TRY IT => From the records below, pull each line that has "Seleccione".

EXERCISE INPUTS =>
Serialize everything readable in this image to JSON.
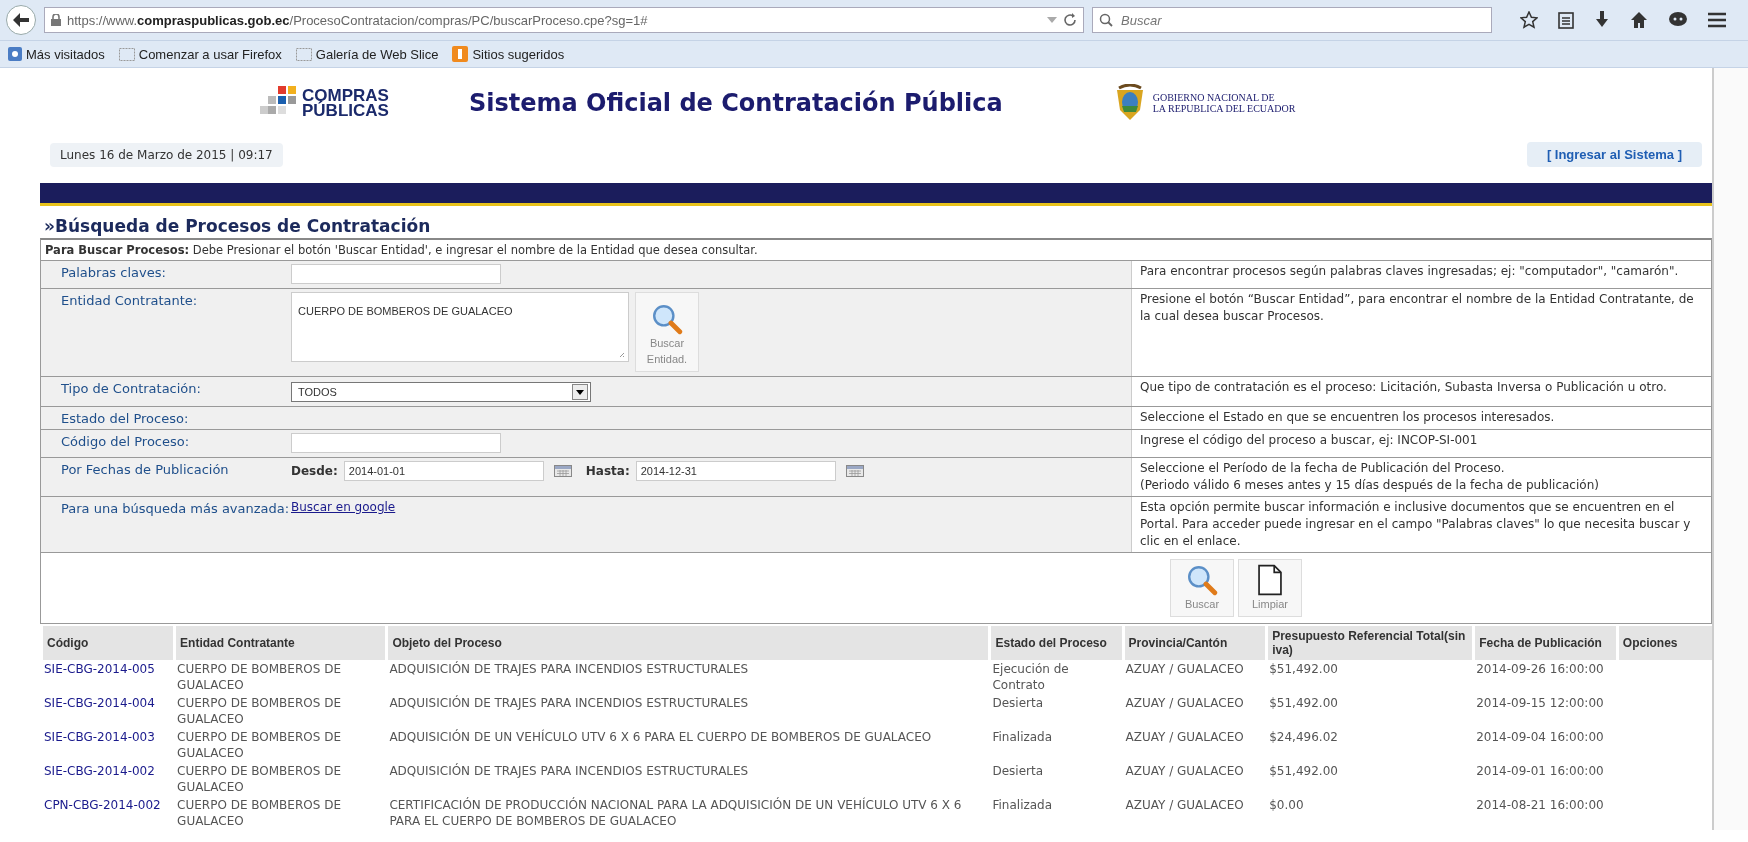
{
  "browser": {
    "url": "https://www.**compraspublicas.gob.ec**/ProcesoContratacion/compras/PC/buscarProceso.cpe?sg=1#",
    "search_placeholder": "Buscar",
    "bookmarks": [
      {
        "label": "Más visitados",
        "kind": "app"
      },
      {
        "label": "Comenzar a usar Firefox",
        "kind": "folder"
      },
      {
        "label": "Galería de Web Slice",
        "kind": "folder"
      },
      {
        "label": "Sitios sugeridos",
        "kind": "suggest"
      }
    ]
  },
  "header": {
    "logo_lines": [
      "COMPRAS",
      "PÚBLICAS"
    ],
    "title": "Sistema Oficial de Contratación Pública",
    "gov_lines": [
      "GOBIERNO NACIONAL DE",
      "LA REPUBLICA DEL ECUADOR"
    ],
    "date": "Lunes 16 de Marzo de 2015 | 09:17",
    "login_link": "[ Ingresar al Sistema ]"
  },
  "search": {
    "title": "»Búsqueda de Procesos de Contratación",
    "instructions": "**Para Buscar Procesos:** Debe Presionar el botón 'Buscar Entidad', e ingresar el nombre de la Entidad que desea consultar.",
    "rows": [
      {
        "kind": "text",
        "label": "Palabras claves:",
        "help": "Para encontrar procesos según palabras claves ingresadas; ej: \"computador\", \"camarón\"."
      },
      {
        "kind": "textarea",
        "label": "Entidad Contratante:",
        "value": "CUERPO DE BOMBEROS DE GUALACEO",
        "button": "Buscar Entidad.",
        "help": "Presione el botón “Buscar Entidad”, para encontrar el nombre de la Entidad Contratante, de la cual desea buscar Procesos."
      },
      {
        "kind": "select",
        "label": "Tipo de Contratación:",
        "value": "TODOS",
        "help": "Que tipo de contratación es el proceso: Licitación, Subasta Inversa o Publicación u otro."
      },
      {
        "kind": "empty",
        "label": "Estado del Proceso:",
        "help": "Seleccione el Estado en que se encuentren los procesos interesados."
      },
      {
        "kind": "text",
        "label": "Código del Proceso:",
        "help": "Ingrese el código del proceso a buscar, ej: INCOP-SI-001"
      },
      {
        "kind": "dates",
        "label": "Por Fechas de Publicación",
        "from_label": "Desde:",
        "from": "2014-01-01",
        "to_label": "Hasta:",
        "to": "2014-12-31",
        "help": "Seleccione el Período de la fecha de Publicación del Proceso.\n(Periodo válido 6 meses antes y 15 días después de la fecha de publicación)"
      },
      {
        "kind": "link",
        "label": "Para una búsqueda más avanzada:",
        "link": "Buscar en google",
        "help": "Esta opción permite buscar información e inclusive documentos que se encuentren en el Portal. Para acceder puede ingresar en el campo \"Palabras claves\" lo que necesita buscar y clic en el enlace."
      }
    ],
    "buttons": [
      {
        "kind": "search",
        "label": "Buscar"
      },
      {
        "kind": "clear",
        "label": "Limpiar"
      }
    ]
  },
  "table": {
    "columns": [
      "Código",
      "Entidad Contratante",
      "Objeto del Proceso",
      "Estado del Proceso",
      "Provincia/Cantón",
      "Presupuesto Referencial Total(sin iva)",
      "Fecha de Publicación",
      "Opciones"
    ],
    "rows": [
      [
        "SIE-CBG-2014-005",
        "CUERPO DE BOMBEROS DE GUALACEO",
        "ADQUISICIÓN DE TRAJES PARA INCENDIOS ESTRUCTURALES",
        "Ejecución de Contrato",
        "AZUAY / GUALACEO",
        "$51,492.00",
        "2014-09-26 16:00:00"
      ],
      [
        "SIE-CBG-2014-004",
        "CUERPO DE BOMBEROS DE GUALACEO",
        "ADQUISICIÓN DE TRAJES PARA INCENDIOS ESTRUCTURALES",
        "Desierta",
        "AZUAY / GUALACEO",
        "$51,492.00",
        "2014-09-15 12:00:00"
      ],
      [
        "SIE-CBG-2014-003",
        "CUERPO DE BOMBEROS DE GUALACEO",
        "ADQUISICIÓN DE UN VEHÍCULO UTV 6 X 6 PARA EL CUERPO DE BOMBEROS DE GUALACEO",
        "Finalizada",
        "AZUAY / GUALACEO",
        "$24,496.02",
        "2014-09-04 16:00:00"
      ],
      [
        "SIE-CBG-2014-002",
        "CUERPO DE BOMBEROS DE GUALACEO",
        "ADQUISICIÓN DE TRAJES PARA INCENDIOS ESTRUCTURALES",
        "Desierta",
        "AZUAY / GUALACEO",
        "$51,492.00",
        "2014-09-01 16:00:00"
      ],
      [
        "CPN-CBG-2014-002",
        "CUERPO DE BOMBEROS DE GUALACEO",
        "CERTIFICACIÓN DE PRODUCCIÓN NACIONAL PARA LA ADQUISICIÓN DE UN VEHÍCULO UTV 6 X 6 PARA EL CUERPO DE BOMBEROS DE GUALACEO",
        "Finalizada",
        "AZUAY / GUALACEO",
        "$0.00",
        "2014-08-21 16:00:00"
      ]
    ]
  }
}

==

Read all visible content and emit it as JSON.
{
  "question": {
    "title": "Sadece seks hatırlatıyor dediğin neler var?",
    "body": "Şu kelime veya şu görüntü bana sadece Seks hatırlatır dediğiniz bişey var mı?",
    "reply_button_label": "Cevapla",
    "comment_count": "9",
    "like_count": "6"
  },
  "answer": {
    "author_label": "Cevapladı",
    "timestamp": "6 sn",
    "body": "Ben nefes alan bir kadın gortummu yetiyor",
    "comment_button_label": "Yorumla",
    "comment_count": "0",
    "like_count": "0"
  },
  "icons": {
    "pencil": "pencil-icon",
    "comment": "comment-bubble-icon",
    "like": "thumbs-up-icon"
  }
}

TASK OUTPUT =>
        "help": "Seleccione el Estado en que se encuentren los procesos interesados."
        "help": "Seleccione el Período de la fecha de Publicación del Proceso.\n(Periodo válido 6 meses antes y 15 días después de la fecha de publicación)"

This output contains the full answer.